**INSTRUCTIONS FOR THE TASK**
Line by line, copy the records below exactly and leave the pictures out.

**DATA RECORDS**
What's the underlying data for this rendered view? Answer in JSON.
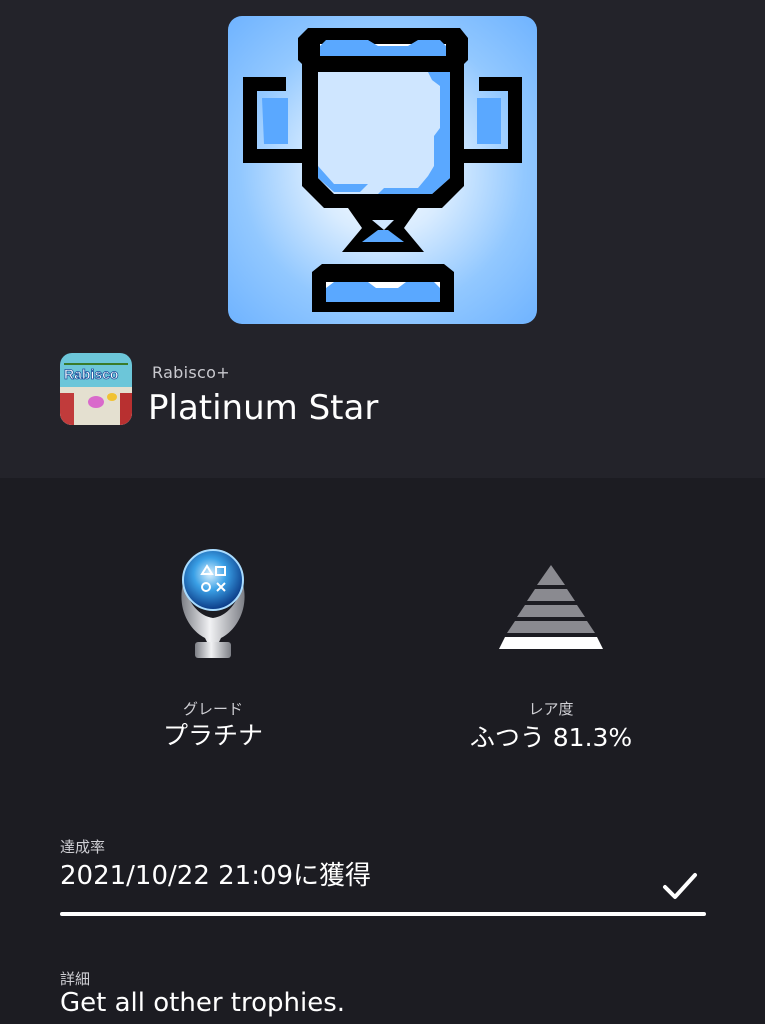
{
  "game": {
    "title": "Rabisco+",
    "icon_text": "Rabisco"
  },
  "trophy": {
    "name": "Platinum Star"
  },
  "grade": {
    "label": "グレード",
    "value": "プラチナ"
  },
  "rarity": {
    "label": "レア度",
    "value": "ふつう 81.3%"
  },
  "progress": {
    "label": "達成率",
    "value": "2021/10/22  21:09に獲得",
    "fraction": 1.0,
    "completed_icon": "checkmark-icon"
  },
  "details": {
    "label": "詳細",
    "text": "Get all other trophies."
  },
  "colors": {
    "background": "#1c1c22",
    "header_background": "#23232a",
    "trophy_art_blue": "#6fb3ff"
  }
}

**SOLVED EXERCISE**
What's the underlying data for this rendered view? Answer in JSON.
{
  "game": {
    "title": "Rabisco+",
    "icon_text": "Rabisco"
  },
  "trophy": {
    "name": "Platinum Star"
  },
  "grade": {
    "label": "グレード",
    "value": "プラチナ"
  },
  "rarity": {
    "label": "レア度",
    "value": "ふつう 81.3%"
  },
  "progress": {
    "label": "達成率",
    "value": "2021/10/22  21:09に獲得",
    "fraction": 1.0,
    "completed_icon": "checkmark-icon"
  },
  "details": {
    "label": "詳細",
    "text": "Get all other trophies."
  },
  "colors": {
    "background": "#1c1c22",
    "header_background": "#23232a",
    "trophy_art_blue": "#6fb3ff"
  }
}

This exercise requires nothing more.